___ EXTRACTED RECORDS ___
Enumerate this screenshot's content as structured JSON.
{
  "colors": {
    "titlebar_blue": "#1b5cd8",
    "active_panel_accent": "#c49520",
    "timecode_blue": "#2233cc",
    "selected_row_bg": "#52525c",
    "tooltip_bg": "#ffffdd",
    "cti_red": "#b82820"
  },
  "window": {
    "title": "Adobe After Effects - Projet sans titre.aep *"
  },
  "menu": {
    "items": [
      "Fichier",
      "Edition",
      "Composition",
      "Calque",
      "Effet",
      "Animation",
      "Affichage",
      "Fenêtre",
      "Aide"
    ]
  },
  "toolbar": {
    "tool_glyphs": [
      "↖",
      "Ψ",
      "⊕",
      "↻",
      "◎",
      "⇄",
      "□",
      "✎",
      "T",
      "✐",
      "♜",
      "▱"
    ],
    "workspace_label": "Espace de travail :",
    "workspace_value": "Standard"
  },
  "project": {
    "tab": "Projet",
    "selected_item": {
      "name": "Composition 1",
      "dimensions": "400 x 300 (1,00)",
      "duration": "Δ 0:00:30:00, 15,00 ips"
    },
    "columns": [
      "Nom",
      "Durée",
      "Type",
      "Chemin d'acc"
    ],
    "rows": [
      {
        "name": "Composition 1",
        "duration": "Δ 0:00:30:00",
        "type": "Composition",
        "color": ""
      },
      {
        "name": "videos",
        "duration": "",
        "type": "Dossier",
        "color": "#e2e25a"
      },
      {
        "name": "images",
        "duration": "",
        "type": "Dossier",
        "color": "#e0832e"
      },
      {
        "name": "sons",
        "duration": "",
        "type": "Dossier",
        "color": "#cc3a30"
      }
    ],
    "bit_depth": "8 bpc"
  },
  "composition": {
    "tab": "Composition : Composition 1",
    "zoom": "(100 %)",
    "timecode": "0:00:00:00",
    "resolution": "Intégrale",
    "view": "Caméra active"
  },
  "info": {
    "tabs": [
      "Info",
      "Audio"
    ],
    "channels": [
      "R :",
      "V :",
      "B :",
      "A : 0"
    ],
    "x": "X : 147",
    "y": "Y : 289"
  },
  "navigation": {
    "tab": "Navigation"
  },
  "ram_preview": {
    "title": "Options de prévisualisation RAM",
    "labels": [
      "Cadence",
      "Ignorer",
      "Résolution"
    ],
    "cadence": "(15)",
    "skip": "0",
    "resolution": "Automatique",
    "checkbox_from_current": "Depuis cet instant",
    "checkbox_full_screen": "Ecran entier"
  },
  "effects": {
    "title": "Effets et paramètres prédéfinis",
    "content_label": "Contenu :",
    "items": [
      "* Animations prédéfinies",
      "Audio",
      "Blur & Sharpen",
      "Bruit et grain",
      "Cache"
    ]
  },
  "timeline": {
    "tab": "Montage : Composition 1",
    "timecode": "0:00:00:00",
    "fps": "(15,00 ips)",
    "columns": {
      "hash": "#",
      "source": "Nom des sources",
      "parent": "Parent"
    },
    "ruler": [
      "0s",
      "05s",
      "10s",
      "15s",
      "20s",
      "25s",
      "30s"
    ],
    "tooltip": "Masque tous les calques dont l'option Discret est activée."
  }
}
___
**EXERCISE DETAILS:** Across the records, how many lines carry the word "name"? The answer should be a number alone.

**THE ANSWER:** 5